Assignment: Give back the entries in full, exactly as they are written.

The records:
□ □ □ □ □

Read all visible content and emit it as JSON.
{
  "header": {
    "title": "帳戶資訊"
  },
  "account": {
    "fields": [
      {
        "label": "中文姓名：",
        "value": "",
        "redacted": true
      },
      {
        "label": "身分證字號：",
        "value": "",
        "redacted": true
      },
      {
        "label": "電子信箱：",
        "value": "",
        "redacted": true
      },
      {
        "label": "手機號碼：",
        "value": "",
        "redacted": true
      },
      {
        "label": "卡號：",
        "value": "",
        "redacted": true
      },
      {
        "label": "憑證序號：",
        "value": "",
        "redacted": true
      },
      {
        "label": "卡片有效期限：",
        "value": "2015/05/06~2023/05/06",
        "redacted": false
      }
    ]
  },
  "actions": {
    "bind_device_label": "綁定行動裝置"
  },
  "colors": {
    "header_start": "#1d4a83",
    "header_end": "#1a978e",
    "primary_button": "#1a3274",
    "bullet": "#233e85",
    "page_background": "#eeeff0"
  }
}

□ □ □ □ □

Task result:
Read all visible content and emit it as JSON.
{
  "header": {
    "title": "帳戶資訊"
  },
  "account": {
    "fields": [
      {
        "label": "中文姓名：",
        "value": "",
        "redacted": true
      },
      {
        "label": "身分證字號：",
        "value": "",
        "redacted": true
      },
      {
        "label": "電子信箱：",
        "value": "",
        "redacted": true
      },
      {
        "label": "手機號碼：",
        "value": "",
        "redacted": true
      },
      {
        "label": "卡號：",
        "value": "",
        "redacted": true
      },
      {
        "label": "憑證序號：",
        "value": "",
        "redacted": true
      },
      {
        "label": "卡片有效期限：",
        "value": "2015/05/06~2023/05/06",
        "redacted": false
      }
    ]
  },
  "actions": {
    "bind_device_label": "綁定行動裝置"
  },
  "colors": {
    "header_start": "#1d4a83",
    "header_end": "#1a978e",
    "primary_button": "#1a3274",
    "bullet": "#233e85",
    "page_background": "#eeeff0"
  }
}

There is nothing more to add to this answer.